The means whereby the activities of different cell types are harmonized to provide integrated responses in an organism is the key feature that allows multi-celled organisms to flourish. This coordination is achieved by the activities of a dazzling array of neurotransmitters, hormones and growth factors, which operate on timescales of milliseconds to days. The study of these processes is known as signal transduction, or cellular signaling, which is one of the key areas of biomedical research, because of what it tells us about normal functions and the therapeutic opportunities that it identifies. The department of Pharmacology has built up its strength in cellular signaling over the years to now being one of the most prominent departments in the US in this critical area. Investigators study ion channels, second messengers, growth factor-signaling and the cell cycle.
Bayer, K. Ulrich , Associate Professor
Ph.D., 1996, Heinrich-Pette-Institute
Molecular memory mechanisms in cellular signal transduction and neuronal function; CaMKII and Ca2+ signaling.
Churchill, Mair E. A., Professor
Ph.D., 1987, Johns Hopkins Univ.
Structure and mechanism in gene regulation; biophysical and structural studies of protein-nucleic acid and protein-protein complexes in chromatin and bacterial pathogenesis.
Dell'Acqua, Mark L., Professor and Vice Chairman
Ph.D., 1995, Harvard Univ.
Organization of signaling complexes by protein kinase and phosphatase anchoring proteins; mechanisms regulating neuronal second messenger signaling in synaptic plasticity.

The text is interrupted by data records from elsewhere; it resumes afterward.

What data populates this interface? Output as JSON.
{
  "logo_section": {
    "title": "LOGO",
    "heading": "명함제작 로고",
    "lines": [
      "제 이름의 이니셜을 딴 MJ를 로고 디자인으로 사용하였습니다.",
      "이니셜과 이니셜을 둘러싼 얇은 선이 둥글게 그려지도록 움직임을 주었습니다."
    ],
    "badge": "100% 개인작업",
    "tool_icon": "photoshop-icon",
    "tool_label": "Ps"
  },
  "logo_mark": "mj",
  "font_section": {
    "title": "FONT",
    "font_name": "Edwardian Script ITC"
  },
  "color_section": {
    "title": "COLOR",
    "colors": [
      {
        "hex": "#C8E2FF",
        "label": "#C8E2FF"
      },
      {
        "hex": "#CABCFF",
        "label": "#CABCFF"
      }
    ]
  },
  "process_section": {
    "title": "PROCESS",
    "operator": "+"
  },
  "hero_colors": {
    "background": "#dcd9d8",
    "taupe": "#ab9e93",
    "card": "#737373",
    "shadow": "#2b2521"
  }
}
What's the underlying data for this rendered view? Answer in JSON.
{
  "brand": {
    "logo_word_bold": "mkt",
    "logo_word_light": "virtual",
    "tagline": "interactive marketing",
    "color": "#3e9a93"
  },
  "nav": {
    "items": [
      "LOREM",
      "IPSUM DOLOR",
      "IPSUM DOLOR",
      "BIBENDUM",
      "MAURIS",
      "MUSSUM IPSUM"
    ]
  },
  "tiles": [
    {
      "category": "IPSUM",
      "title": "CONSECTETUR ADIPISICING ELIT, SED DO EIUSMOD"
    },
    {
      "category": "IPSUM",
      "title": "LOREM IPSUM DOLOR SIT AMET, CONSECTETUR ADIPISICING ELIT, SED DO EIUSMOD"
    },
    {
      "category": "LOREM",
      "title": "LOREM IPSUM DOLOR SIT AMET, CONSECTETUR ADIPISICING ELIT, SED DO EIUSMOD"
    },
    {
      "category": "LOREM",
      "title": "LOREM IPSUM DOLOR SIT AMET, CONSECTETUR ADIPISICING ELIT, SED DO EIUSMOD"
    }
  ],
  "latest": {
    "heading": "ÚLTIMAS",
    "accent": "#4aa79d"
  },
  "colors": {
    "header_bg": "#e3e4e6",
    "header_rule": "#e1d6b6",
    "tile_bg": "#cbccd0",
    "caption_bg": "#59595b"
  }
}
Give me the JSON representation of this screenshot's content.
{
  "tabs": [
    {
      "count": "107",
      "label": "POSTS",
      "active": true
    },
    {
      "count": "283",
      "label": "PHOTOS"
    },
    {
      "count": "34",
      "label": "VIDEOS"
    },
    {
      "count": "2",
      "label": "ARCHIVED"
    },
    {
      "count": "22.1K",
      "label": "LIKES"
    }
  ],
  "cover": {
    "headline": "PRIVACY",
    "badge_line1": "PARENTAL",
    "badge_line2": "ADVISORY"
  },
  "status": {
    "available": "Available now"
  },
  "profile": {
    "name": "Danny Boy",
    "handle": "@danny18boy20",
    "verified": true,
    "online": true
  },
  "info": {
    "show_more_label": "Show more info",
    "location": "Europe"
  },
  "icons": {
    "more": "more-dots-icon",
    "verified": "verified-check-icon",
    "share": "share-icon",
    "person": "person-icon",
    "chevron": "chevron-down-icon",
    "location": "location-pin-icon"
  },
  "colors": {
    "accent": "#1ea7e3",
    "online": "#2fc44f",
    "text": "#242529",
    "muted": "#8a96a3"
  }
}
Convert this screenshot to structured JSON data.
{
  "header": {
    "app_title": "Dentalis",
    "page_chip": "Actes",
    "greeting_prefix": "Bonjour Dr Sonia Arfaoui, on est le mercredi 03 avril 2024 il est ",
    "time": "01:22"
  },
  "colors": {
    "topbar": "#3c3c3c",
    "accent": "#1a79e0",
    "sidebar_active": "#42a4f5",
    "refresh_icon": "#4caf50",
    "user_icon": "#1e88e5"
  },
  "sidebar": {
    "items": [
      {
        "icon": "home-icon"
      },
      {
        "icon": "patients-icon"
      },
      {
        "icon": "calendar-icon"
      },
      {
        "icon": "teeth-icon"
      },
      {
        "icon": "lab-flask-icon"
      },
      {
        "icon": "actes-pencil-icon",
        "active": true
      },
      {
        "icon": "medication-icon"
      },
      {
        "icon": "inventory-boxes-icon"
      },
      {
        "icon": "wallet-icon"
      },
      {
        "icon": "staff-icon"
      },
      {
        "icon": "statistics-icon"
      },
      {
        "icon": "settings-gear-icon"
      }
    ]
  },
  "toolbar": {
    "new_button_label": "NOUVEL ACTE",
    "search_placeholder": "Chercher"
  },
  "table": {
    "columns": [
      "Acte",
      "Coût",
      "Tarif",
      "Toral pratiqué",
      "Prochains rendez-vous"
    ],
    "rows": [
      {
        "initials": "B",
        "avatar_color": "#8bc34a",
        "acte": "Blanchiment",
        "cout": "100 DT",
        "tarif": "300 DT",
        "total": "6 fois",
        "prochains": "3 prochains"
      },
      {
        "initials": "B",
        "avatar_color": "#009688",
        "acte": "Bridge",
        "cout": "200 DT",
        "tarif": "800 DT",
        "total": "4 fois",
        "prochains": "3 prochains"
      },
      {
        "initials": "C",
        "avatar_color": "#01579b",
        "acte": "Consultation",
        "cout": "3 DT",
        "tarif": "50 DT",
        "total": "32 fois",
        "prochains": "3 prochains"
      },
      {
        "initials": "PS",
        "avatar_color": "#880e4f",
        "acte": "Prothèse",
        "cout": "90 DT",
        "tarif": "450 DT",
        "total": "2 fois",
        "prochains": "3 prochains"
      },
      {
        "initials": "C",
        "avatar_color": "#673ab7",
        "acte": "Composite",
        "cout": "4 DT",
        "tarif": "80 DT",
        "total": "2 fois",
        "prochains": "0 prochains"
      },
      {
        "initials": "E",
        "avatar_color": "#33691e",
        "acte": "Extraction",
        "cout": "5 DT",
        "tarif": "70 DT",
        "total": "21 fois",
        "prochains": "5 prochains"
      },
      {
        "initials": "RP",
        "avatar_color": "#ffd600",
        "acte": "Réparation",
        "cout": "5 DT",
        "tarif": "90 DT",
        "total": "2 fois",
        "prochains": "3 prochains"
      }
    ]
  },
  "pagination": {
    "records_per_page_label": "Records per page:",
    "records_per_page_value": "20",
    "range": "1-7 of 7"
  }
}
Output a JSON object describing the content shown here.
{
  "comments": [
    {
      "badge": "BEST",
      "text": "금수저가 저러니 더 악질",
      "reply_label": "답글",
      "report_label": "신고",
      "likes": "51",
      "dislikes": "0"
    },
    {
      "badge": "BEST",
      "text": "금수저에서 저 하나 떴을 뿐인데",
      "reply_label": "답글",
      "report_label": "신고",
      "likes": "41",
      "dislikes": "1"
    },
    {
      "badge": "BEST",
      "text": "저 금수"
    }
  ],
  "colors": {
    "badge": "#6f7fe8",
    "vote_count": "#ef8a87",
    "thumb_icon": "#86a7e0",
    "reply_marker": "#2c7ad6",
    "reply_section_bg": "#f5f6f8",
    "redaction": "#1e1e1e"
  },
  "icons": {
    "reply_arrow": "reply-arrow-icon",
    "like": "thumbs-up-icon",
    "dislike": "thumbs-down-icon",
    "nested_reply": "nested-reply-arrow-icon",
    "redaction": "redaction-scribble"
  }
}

Heidenreich, Kim A., Professor
Ph.D., 1979, Univ. of Vermont
Signal transduction pathways that regulate neuronal survival and apoptosis.
Sather, William A., Associate Professor
Ph.D., 1988, Univ. of Washington
Signaling through calcium channels in neurons.
Tucker, Chandra L., Assistant Professor
Ph.D., 1999, Univ. of Washington
Study and manipulation of protein homeostasis and signaling pathways in live cells, optogenetic tools for controlling protein interactions, synthetic biology, cytosolic protein misfolding, yeast genetics/genomics
Heasley, Lynn E., Professor
Ph.D., 1985, Univ. of California, San Diego
Investigating the role of MAP kinases and specific receptor tyrosine kinases in normal and transformed growth of lung epithelial cells using techniques of molecular and cell biology in lung epithelial cells and human lung cancer cell lines.
Henson, Peter M., Professor
Ph.D., 1967, Cambridge Univ., UK
Inflammatory process as a paradigm of complex interacting cell networks and communication molecules and as a component of human diseases.
Nemenoff, Raphael A., Professor
Ph.D., 1977, Cornell Univ.
Signaling pathways controlling growth and differentiation of vascular smooth muscle cells; Role of eicosanoids in lung cancer.
Port, J. David , Professor
Ph.D., 1989, Univ. of Utah
G-protein linked receptors and their regulation; regulation of mRNA stability.